Mr. Touhig: It is essential that there is very close co-operation between the statutory and local authorities. I am aware that there have been problems in my hon. Friend's constituency, but I believe that the measures that are being implemented and the funding that is being provided will help to overcome them. If he is concerned about a specific problem, I ask him to write to me about it, and I shall take it up on his behalf.
Mr. Greg Knight (East Yorkshire): Is the Minister aware of the despair, upset and sheer emotional distress that many home owners feel when their homes are flooded? Does he accept that his policy has so far been woefully inadequate? Is he aware that the Institution of Civil Engineers concluded last week that spending on flooding needed to be doubled and went on to describe Government policy in this area as piecemeal and short term? Ministers are fond of bleating about how advantageous our membership of the European Union is, so why will he not claim some of the money that is available from the European Union to member states for this purpose, thereby helping to alleviate[Interruption.]

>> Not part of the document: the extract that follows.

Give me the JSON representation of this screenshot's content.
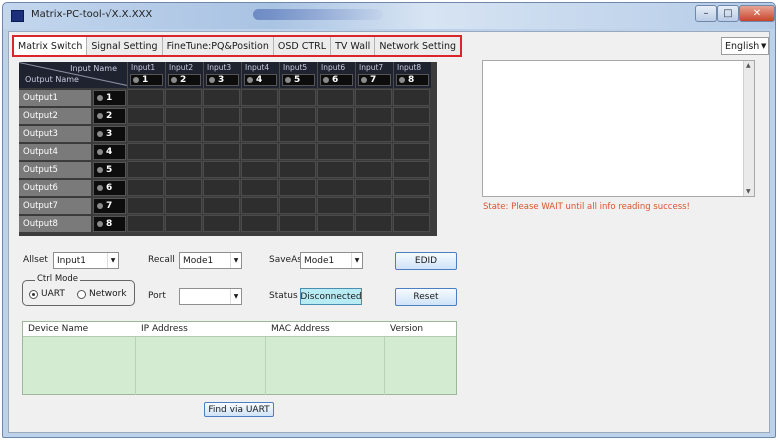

Mr. Touhig: I congratulate the right hon. Gentleman on his appointment to his Front-Bench position. It is not for me to comment on the length of his questions, but he has certainly shortened the winter. I do not accept the view that the Government have not done a great deal to overcome the problems that we faced last year. There is a short-term programme of repairs and renewals to ensure that we avoid the problems this year. There is also a long-term programme of initiatives, which includes the
Mr. Elfyn Llwyd (Meirionnydd Nant Conwy): May I remind the Minister that despite his assurances about the unusual floods that we had in October, the town of Ruthin has suffered severe floods twice since then? I witnessed them. Even the Welsh Local Government Association, which is friendly to him, says that £50 million of new money is required to put things right in Wales. So far, there has been £15 million, plus the £6 million. That is not even halfway, so will he please redouble his efforts and ensure that we protect these societies and the people in them?

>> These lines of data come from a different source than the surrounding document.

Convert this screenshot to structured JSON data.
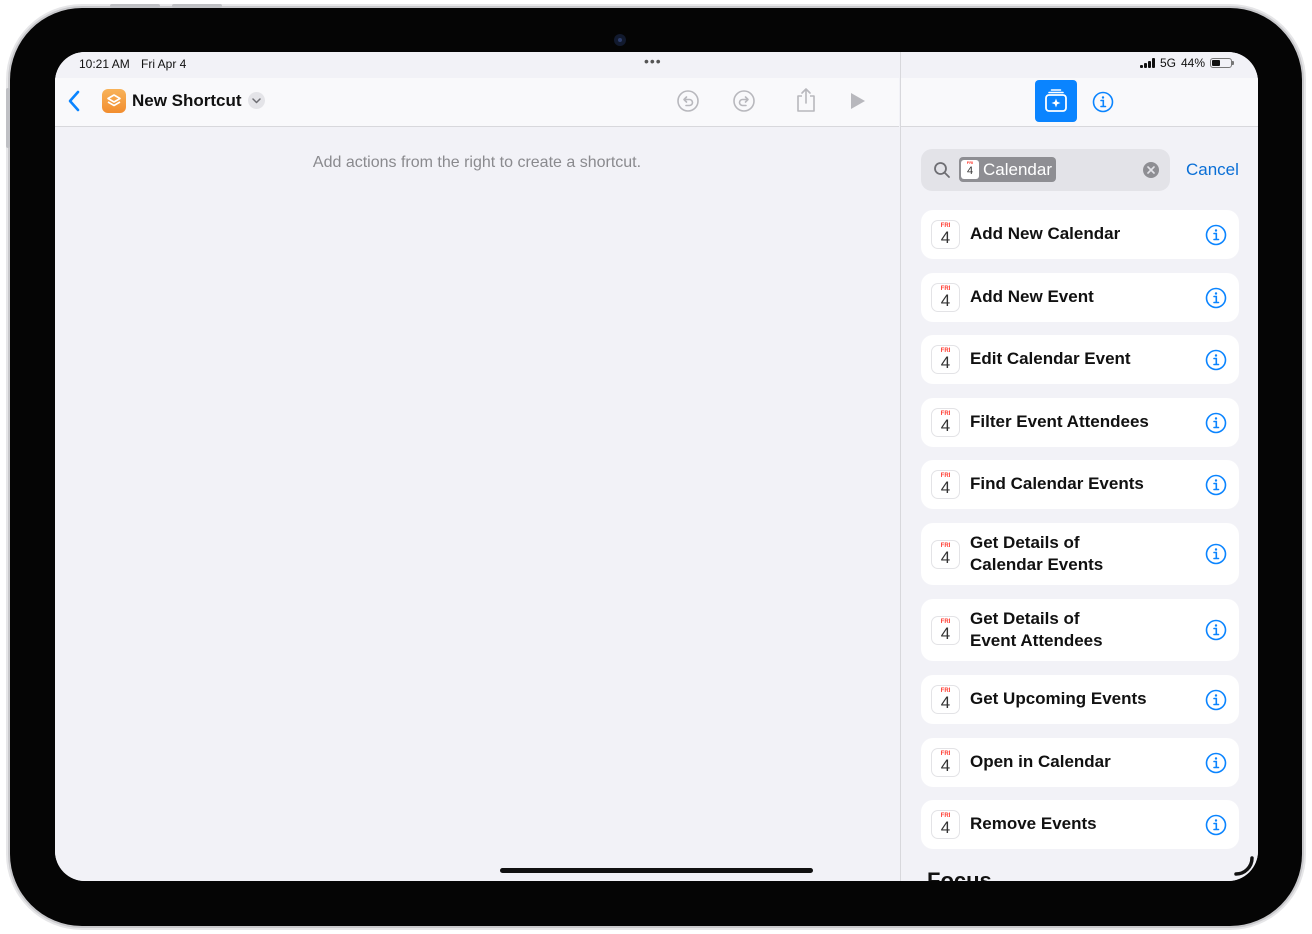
{
  "status_bar": {
    "time": "10:21 AM",
    "date": "Fri Apr 4",
    "network": "5G",
    "battery_percent": "44%",
    "battery_level": 0.44
  },
  "editor": {
    "title": "New Shortcut",
    "empty_hint": "Add actions from the right to create a shortcut."
  },
  "search": {
    "token_day": "4",
    "token_label": "Calendar",
    "cancel_label": "Cancel"
  },
  "calendar_icon": {
    "day_of_week": "FRI",
    "day": "4"
  },
  "actions": [
    {
      "label": "Add New Calendar"
    },
    {
      "label": "Add New Event"
    },
    {
      "label": "Edit Calendar Event"
    },
    {
      "label": "Filter Event Attendees"
    },
    {
      "label": "Find Calendar Events"
    },
    {
      "label": "Get Details of Calendar Events"
    },
    {
      "label": "Get Details of Event Attendees"
    },
    {
      "label": "Get Upcoming Events"
    },
    {
      "label": "Open in Calendar"
    },
    {
      "label": "Remove Events"
    }
  ],
  "next_section": "Focus",
  "colors": {
    "accent": "#0a84ff",
    "link": "#0a6fd6",
    "app_icon": "#f28d2e",
    "calendar_red": "#ff3b30"
  }
}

Mr. Touhig: I note the hon. Gentleman's point. It is in all our interests to help communities such as Ruthin, which were blighted by the events of last October. I believe that the Assembly is working very progressively with local authorities. As I said, it has provided £15 million to fund schemes for the next four years. I think that that will make an important contribution. There is never enough money to do all the work because there is always a problem: when the crisis is staunched in one area, problems can arise in another. I believe that the discussions between my friends in the Assembly and local authorities mean that steps are being made in the right direction. We will do everything that we can to ensure that if there are difficulties this winter, we have the resources in place to overcome them.

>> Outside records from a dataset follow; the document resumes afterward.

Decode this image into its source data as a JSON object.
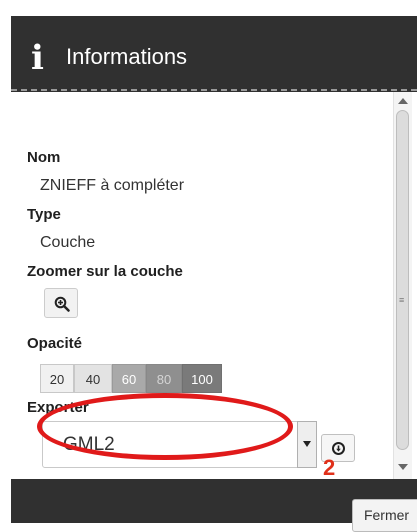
{
  "dialog": {
    "title": "Informations",
    "info_icon": "i"
  },
  "fields": {
    "name_label": "Nom",
    "name_value": "ZNIEFF à compléter",
    "type_label": "Type",
    "type_value": "Couche",
    "zoom_label": "Zoomer sur la couche",
    "zoom_icon": "zoom-in-icon",
    "opacity_label": "Opacité",
    "opacity_options": [
      "20",
      "40",
      "60",
      "80",
      "100"
    ],
    "export_label": "Exporter",
    "export_format": "GML2",
    "export_icon": "download-icon"
  },
  "annotation": {
    "step_number": "2",
    "color": "#e01a1a"
  },
  "footer": {
    "close_label": "Fermer"
  }
}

Lembit Öpik (Montgomeryshire): The Minister will know that many rivers have their sources in Powys, including the Usk, the Severn and the Wye. Is he aware that, a couple of years ago, the Secretary of State for Wales and I held a meeting with the Environment Agency to reduce water levels in the Clywedog dam and thus reduce the risk of overflow at peak times? That reduced flooding. Is he willing to facilitate further such meetings to extend that successful scheme to other reservoirs in the interests of reducing flooding both in Wales and in parts of England?